As robots and drones are being increasingly used around the world to fight the spread of COVID-19, the Canadian company Draganfly has announced a collaboration to produce so-called "pandemic drones" with the Australian Department of Defense and the University of South Australia, reports Business Insider.
The drones are equipped with cameras and sensors with special health monitoring capabilities, as the company’s video demonstrations show the quadcopters using computer vision systems and collecting information about heart rate, temperature, and respiratory conditions to zoom in on those displaying symptoms of COVID-19, such as sneezing or coughing.
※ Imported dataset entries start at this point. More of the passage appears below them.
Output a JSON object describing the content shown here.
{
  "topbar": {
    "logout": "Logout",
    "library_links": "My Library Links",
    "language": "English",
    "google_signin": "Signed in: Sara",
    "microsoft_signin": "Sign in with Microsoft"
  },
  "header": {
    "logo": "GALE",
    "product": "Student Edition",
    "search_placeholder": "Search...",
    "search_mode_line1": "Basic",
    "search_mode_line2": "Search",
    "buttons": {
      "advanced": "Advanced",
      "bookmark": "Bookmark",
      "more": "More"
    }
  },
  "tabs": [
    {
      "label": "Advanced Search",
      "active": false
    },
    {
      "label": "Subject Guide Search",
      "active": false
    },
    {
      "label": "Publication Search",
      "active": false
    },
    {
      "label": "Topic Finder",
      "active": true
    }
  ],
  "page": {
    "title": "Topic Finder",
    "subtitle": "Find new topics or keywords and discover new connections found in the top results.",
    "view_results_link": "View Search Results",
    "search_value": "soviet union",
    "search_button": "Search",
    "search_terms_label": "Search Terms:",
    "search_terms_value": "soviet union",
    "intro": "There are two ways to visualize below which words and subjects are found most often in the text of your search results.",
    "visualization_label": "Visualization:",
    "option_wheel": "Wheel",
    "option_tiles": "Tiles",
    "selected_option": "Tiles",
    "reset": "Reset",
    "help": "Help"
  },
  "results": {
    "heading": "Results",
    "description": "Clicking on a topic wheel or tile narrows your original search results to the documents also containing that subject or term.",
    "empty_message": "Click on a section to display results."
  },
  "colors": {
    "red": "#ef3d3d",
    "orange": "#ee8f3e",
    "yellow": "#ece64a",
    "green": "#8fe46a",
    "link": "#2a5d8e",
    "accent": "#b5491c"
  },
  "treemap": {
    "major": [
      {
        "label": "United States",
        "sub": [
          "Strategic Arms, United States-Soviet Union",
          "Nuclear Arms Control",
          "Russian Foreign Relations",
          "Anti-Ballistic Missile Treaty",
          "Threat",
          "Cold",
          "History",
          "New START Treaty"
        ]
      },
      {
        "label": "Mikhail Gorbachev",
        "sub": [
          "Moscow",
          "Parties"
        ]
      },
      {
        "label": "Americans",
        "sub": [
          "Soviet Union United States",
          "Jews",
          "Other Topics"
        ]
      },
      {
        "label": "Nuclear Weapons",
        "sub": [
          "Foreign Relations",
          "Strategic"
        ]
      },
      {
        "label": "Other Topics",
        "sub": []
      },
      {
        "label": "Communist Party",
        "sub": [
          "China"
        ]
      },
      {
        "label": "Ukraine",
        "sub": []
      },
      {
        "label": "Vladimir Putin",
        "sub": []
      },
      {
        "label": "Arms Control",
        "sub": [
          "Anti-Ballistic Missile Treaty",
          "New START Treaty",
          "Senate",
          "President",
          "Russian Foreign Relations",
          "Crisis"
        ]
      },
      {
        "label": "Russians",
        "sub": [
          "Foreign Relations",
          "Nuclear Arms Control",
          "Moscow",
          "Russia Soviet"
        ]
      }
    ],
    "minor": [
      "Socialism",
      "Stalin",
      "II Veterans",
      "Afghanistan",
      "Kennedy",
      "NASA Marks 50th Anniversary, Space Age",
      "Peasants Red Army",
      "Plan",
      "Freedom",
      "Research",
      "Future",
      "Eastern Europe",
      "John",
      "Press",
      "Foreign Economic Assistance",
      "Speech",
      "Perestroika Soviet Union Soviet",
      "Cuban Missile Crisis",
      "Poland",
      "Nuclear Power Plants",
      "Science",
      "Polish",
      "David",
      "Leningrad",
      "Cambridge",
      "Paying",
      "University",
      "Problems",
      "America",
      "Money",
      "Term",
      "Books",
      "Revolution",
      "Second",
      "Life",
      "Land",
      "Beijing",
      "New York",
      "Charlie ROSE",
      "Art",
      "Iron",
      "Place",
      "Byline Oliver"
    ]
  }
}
In a statement, Draganfly said that the drones, remotely controlled by operators, would likely be used for venues attracting large crowds, such as cruise ships and conventions.
Draganfly working with the Australian DoD and University of South Australia to deploy special “pandemic drones” that can detect coughing, sneezing, respiratory rate, and even fever from a distance #COVID19Pandemicpic.twitter.com/QgyO7oYrPo— Sana Jamal (@Sana_Jamal) April 2, 2020
With the project boasting an initial budget of $1.5 million, the technology has benefits for use with vulnerable populations, such as nursing home facilities, and could potentially be employed to enhance security around borders or critical infrastructure.
"We had imagined the technology being used in a future relief expedition to some far-away place. Now, shockingly, we see a need for its use in our everyday lives immediately" Dr. Javaan Chahl, defense science and technology chair at the University of South Australia was quoted by the outlet as saying.
In 2013, the Draganflyer was the first drone to save a human life! Years later, we’re still leaders in using drone technology to keep the public safe. We work with partners to identify unknown substances, spills, packages, and chemicals. pic.twitter.com/uiLkZuKjZO— Draganfly Inc. (@DraganflyInc) April 3, 2020
As time is of the essence amid the coronavirus pandemic, which has spread globally, with over 1 789 985 confirmed cases, according to data by the Johns Hopkins University, Draganfly says it is accelerating efforts to begin distribution and secure a supply chain for commercialization as soon as possible.